- Instructions to follow: Print, word for word, the line containing "Convert this screenshot" and all lines beneath it to the end of the entries below. Pictures do not belong in the copy.

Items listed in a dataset
+++
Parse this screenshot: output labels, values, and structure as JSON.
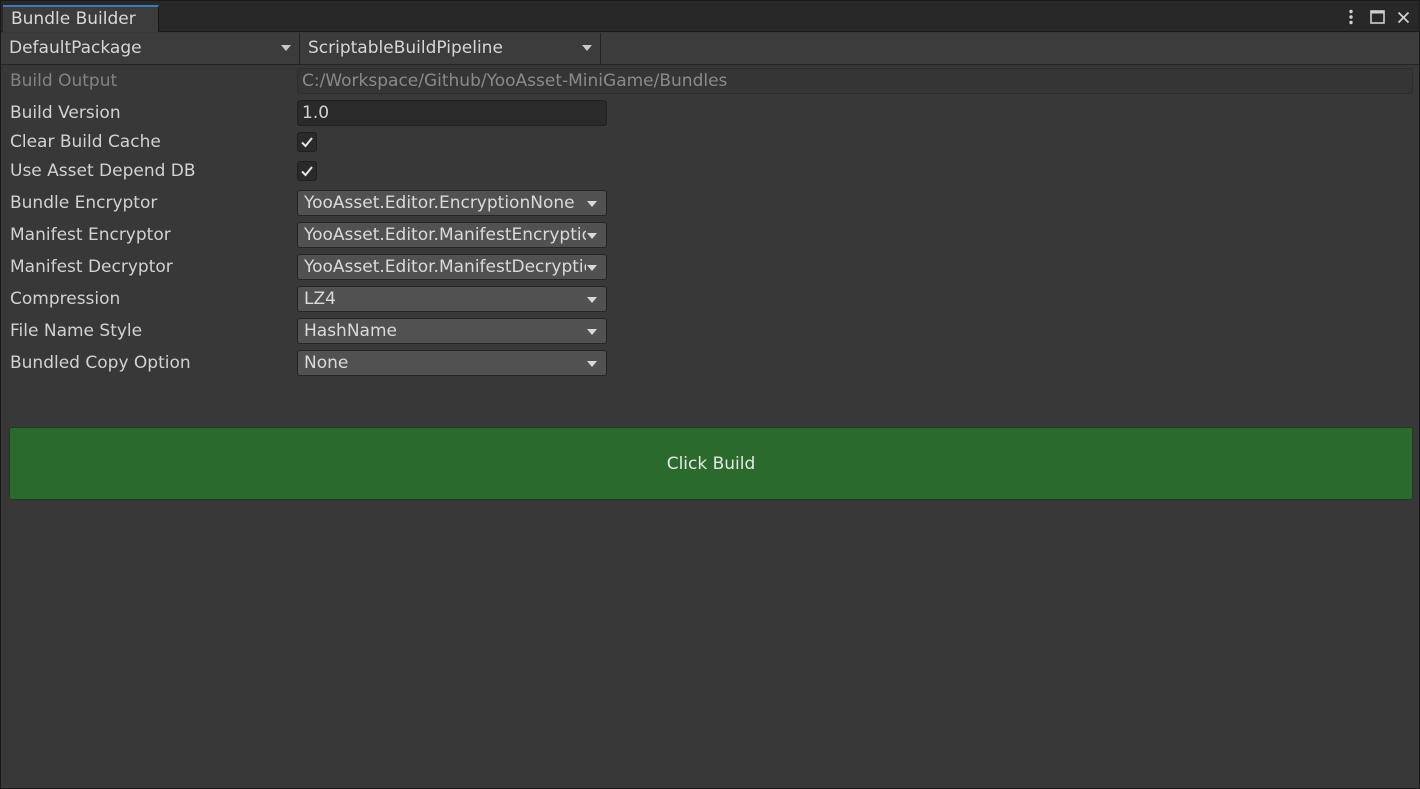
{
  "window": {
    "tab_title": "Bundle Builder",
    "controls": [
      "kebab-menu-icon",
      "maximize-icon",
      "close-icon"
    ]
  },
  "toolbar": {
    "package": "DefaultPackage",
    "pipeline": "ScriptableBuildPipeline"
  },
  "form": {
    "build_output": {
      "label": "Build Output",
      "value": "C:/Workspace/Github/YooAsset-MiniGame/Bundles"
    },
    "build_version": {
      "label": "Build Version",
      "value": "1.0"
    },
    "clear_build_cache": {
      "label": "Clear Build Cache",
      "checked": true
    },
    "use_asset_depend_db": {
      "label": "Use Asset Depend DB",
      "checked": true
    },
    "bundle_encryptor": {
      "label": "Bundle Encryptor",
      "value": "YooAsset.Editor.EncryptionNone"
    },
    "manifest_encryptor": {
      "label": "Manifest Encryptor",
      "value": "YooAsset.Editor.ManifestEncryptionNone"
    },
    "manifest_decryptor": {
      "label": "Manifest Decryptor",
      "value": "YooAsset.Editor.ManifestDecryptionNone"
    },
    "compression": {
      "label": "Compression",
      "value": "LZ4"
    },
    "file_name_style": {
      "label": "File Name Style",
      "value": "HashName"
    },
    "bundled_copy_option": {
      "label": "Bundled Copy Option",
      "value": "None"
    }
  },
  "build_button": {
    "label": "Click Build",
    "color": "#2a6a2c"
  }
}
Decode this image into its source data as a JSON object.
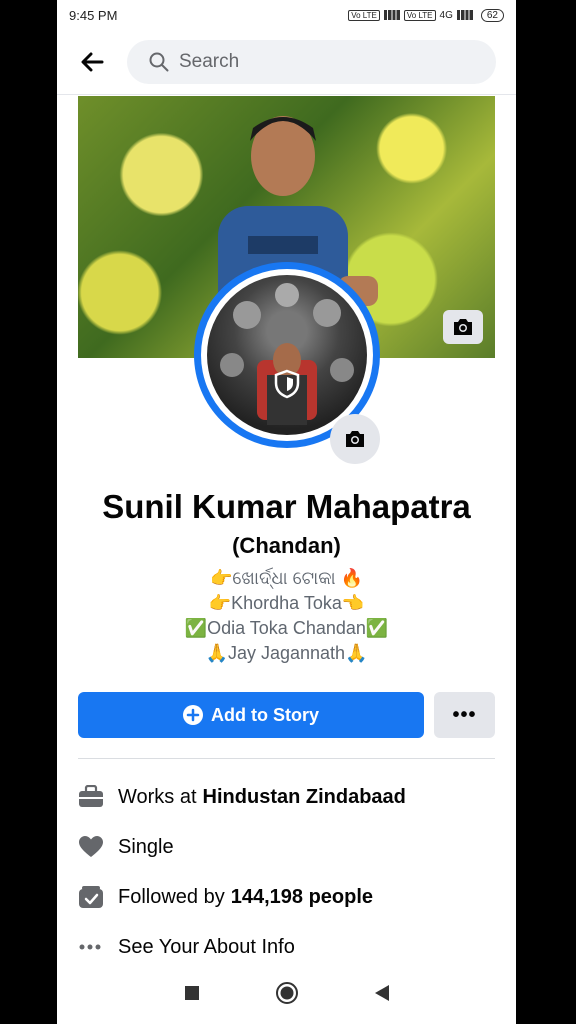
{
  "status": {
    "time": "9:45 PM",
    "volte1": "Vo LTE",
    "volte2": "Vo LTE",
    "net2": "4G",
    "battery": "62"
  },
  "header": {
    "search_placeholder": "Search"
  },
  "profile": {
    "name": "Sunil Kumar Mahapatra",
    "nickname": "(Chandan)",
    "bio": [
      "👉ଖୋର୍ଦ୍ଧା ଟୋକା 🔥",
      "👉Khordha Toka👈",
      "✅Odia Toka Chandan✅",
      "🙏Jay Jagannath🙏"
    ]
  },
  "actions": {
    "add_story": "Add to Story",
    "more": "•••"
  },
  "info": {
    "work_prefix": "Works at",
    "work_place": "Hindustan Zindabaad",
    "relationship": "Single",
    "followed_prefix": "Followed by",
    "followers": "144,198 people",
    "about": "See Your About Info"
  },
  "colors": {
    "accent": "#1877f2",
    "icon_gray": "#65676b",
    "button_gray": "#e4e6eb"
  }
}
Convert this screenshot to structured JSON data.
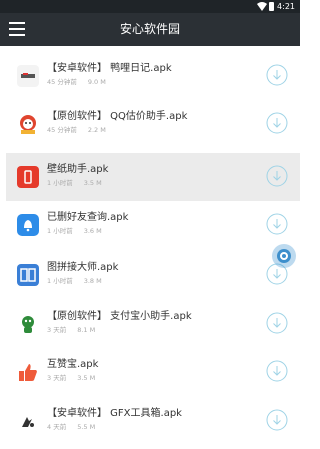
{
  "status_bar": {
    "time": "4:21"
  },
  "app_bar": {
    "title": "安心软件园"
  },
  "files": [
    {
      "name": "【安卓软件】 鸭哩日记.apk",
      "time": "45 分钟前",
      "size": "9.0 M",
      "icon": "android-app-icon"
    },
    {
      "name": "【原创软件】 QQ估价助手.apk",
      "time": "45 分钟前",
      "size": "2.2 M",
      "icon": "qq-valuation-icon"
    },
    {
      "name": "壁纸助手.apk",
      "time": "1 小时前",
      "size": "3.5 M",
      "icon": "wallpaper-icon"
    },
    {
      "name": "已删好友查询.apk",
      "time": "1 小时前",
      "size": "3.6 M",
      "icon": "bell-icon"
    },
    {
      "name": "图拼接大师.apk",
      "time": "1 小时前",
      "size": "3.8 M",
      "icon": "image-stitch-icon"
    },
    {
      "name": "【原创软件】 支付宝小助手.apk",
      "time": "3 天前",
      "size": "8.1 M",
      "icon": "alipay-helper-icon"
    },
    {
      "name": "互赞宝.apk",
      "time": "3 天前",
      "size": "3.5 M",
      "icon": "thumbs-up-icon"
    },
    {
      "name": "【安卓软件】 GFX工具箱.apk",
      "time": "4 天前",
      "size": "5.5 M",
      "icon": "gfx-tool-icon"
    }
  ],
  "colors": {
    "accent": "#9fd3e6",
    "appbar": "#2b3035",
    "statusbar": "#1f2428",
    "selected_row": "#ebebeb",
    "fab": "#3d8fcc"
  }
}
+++
- Task response:
Convert this screenshot to structured JSON data.
{
  "status_bar": {
    "time": "4:21"
  },
  "app_bar": {
    "title": "安心软件园"
  },
  "files": [
    {
      "name": "【安卓软件】 鸭哩日记.apk",
      "time": "45 分钟前",
      "size": "9.0 M",
      "icon": "android-app-icon"
    },
    {
      "name": "【原创软件】 QQ估价助手.apk",
      "time": "45 分钟前",
      "size": "2.2 M",
      "icon": "qq-valuation-icon"
    },
    {
      "name": "壁纸助手.apk",
      "time": "1 小时前",
      "size": "3.5 M",
      "icon": "wallpaper-icon"
    },
    {
      "name": "已删好友查询.apk",
      "time": "1 小时前",
      "size": "3.6 M",
      "icon": "bell-icon"
    },
    {
      "name": "图拼接大师.apk",
      "time": "1 小时前",
      "size": "3.8 M",
      "icon": "image-stitch-icon"
    },
    {
      "name": "【原创软件】 支付宝小助手.apk",
      "time": "3 天前",
      "size": "8.1 M",
      "icon": "alipay-helper-icon"
    },
    {
      "name": "互赞宝.apk",
      "time": "3 天前",
      "size": "3.5 M",
      "icon": "thumbs-up-icon"
    },
    {
      "name": "【安卓软件】 GFX工具箱.apk",
      "time": "4 天前",
      "size": "5.5 M",
      "icon": "gfx-tool-icon"
    }
  ],
  "colors": {
    "accent": "#9fd3e6",
    "appbar": "#2b3035",
    "statusbar": "#1f2428",
    "selected_row": "#ebebeb",
    "fab": "#3d8fcc"
  }
}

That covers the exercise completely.